Problem details: Work out how many lines below contain "post". Provide only the figure.

Extracted material:
◆ ◆ ◆

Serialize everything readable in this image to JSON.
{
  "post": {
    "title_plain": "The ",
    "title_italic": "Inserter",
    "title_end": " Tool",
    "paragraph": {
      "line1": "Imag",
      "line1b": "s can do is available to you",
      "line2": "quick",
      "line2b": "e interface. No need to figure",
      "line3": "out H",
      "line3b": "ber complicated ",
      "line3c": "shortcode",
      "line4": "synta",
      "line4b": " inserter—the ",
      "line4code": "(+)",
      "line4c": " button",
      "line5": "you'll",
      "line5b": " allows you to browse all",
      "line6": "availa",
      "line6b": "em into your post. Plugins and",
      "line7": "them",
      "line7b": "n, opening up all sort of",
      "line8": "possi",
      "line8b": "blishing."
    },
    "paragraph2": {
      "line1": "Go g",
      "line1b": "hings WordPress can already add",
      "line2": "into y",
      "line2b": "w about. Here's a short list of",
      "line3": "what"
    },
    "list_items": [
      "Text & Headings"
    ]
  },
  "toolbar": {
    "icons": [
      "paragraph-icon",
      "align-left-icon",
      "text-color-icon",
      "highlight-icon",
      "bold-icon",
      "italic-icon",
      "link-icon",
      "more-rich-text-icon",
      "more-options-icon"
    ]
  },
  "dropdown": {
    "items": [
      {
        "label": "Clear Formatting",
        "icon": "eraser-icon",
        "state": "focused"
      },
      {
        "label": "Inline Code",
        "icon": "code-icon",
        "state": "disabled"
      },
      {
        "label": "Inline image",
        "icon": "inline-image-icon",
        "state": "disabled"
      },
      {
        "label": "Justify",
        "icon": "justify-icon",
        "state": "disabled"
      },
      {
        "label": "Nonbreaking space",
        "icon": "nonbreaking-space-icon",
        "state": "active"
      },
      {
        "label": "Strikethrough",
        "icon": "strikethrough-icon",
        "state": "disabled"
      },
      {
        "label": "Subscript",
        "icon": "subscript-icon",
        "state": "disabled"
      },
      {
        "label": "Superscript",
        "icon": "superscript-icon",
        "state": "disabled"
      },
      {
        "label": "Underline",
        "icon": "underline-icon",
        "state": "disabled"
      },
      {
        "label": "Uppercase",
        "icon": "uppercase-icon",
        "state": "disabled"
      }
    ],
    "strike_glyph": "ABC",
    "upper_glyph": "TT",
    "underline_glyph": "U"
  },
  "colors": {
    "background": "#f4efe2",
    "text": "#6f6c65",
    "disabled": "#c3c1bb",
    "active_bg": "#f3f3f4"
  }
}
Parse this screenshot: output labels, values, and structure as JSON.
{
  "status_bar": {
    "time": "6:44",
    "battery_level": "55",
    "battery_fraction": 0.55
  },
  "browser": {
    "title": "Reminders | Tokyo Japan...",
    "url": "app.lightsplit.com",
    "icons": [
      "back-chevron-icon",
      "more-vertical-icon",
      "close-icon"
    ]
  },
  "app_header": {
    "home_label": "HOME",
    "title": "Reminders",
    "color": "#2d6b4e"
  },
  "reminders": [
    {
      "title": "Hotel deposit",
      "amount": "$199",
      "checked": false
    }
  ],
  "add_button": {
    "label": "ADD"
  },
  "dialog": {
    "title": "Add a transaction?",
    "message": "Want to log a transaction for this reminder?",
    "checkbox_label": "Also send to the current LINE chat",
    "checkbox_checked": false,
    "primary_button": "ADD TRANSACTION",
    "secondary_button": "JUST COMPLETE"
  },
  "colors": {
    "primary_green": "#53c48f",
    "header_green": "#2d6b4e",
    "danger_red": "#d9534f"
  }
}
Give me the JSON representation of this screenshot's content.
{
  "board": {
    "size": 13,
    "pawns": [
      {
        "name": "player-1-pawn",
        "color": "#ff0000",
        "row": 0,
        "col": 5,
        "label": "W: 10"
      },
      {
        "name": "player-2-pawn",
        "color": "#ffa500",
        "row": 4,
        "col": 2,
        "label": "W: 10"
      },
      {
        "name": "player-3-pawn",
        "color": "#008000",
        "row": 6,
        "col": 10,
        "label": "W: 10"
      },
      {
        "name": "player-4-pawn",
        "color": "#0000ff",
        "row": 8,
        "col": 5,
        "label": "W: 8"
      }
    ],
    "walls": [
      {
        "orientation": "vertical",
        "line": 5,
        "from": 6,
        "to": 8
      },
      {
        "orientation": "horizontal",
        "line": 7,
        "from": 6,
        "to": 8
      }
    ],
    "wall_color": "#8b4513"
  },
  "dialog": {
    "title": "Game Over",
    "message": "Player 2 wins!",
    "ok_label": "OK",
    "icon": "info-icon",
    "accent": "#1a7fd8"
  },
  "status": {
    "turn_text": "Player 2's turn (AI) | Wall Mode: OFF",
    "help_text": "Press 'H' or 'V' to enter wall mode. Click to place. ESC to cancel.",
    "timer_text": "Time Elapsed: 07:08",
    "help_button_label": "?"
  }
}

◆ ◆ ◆

Answer box: 2